Eatbch Receives Over 2,000 Microtransactions Worth 3 BCH on Stress Test Day
The nonprofit Eatbch is definitely one of the Bitcoin Cash (BCH) community’s favorite charities. The reason for this is because the peer-to-peer electronic cash system is doing what many believe, it was intended to do — Spread economic freedom, and help others in an un-censor-able fashion. When fees become a burden for a cryptocurrency payment network, they essentially neuter certain applications like microtransactions, and this type of ‘fee market’ censors people in countries suffering from economic hardships. In contrast to a network with unreliable dynamic fees, the BCH chain has shown people that the chain can utilize microtransactions in a variety of ways. It happened this week during the BCH Stress Test Day when the nonprofit Eatbch received thousands of small transactions adding up to over 3 BCH worth of funds.
Eatbch has operations in Venezuela, and South Sudan by utilizing bitcoin cash to feed people in need. Both countries and the citizens are suffering from serious economic hardships and food, medicine, and basic supplies are hard to come by in the region for most people. Eatbch has three Twitter handles so people can follow them and see how they are helping people in need multiple times a week.
Eatbch Venezuela’s page shows the group continues to feed families, mothers, elderly, children, and anyone in need of nourishment by using BCH donations sent in by the community. Back on August 26 when the region suffered from some earthquakes Eatbch Venezuela had some issues, but still managed to feed people.
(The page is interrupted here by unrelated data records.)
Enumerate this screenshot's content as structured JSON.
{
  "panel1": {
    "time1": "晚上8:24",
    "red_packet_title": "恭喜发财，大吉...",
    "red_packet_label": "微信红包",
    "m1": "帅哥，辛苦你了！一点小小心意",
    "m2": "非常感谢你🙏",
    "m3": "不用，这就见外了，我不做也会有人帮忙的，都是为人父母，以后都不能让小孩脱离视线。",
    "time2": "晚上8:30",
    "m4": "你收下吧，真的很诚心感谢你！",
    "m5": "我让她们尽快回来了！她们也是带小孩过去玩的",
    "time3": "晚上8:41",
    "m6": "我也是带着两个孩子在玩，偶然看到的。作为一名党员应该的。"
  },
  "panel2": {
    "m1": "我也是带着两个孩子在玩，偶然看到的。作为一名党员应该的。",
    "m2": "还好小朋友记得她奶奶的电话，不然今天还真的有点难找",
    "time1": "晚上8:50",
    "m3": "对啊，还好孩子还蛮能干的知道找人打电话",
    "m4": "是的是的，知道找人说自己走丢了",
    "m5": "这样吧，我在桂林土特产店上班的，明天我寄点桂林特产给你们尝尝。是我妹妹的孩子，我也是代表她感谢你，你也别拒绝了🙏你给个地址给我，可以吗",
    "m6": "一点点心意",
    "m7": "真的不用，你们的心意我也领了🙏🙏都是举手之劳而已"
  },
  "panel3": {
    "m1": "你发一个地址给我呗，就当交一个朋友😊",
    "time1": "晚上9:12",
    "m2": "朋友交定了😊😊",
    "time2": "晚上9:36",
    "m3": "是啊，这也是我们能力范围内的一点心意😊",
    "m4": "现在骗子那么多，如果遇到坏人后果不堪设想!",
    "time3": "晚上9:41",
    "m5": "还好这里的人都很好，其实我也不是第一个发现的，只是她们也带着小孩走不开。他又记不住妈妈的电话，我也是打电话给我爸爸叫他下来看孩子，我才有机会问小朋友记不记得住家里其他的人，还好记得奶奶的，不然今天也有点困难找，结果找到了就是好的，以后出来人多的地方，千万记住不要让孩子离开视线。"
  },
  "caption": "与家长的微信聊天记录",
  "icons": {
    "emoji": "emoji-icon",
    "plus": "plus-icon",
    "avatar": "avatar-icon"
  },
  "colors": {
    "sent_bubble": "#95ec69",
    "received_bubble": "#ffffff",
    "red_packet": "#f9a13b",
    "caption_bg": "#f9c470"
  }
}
“Some of our locations couldn’t do the meals this weekend due to the recent earthquakes, power outages, and closed stores,” the group details.
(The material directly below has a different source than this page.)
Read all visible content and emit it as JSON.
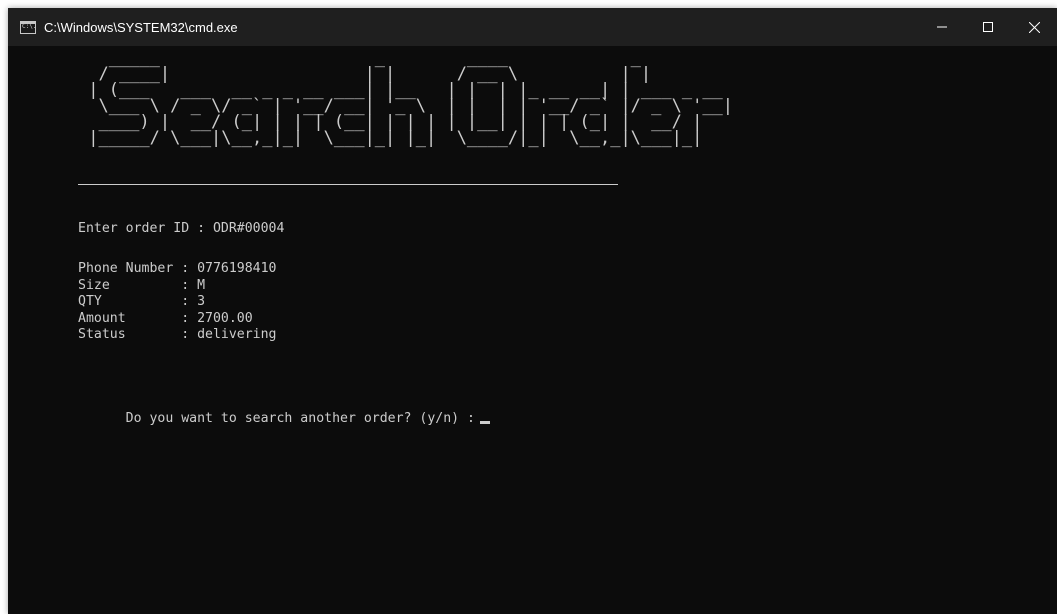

But here are some pics of those that did could give away meals.
Feeding People in South Sudan
Eatbch South Sudan.
The Eatbch South Sudan is also helping a lot of families and people who are in need of basic nourishment. For instance, on August 28 the Eatbch South Sudan group published pictures of residents in Mahad and displaced people in a camp in Juba. That day the nonprofit said people received “staples (maize flour, oil, beans) brought by youth in their community, purchased using bitcoin cash.”
The day before on August 27 the group states:
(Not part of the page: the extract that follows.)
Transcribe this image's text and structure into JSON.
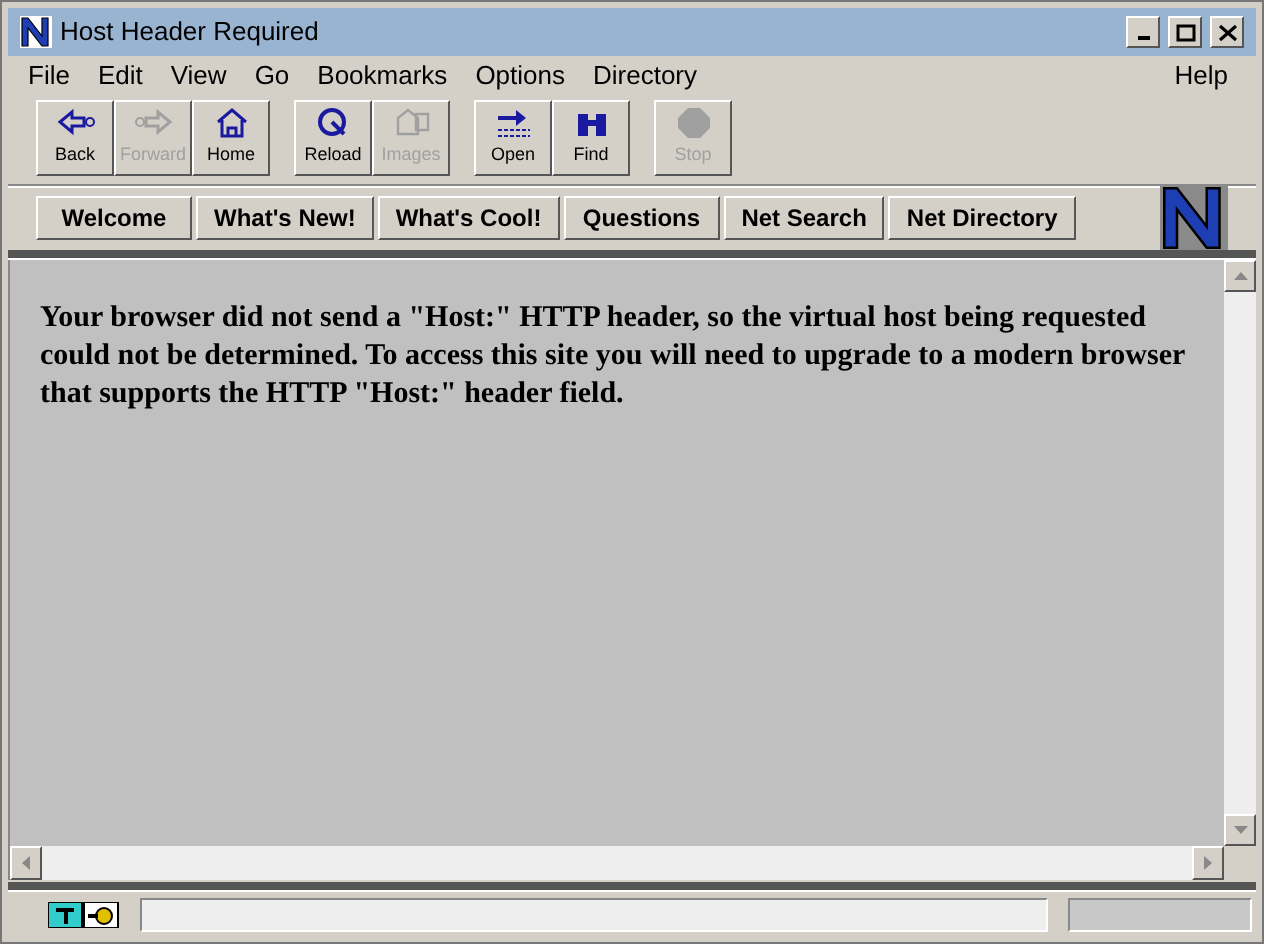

Distribution of food bought with BCH donations in Mahad, an informal displaced persons camp in Juba housing over 3000 people displaced by conflict in (former) Jonglei. We distributed it to elderly women, who will share it in the community.
Both South Sudan and Venezuela have severe economic problems, underdeveloped infrastructure, and governments with horrible central planning. Bitcoin cash is showing that this technology can help people in a permissionless fashion and Eatbch is just one example of how cryptocurrencies and microtransactions can bolster economic freedom.
What do you think about the Eatbch project? What do you think about cryptocurrencies helping people in need? Let us know your thoughts on this subject in the comment section below.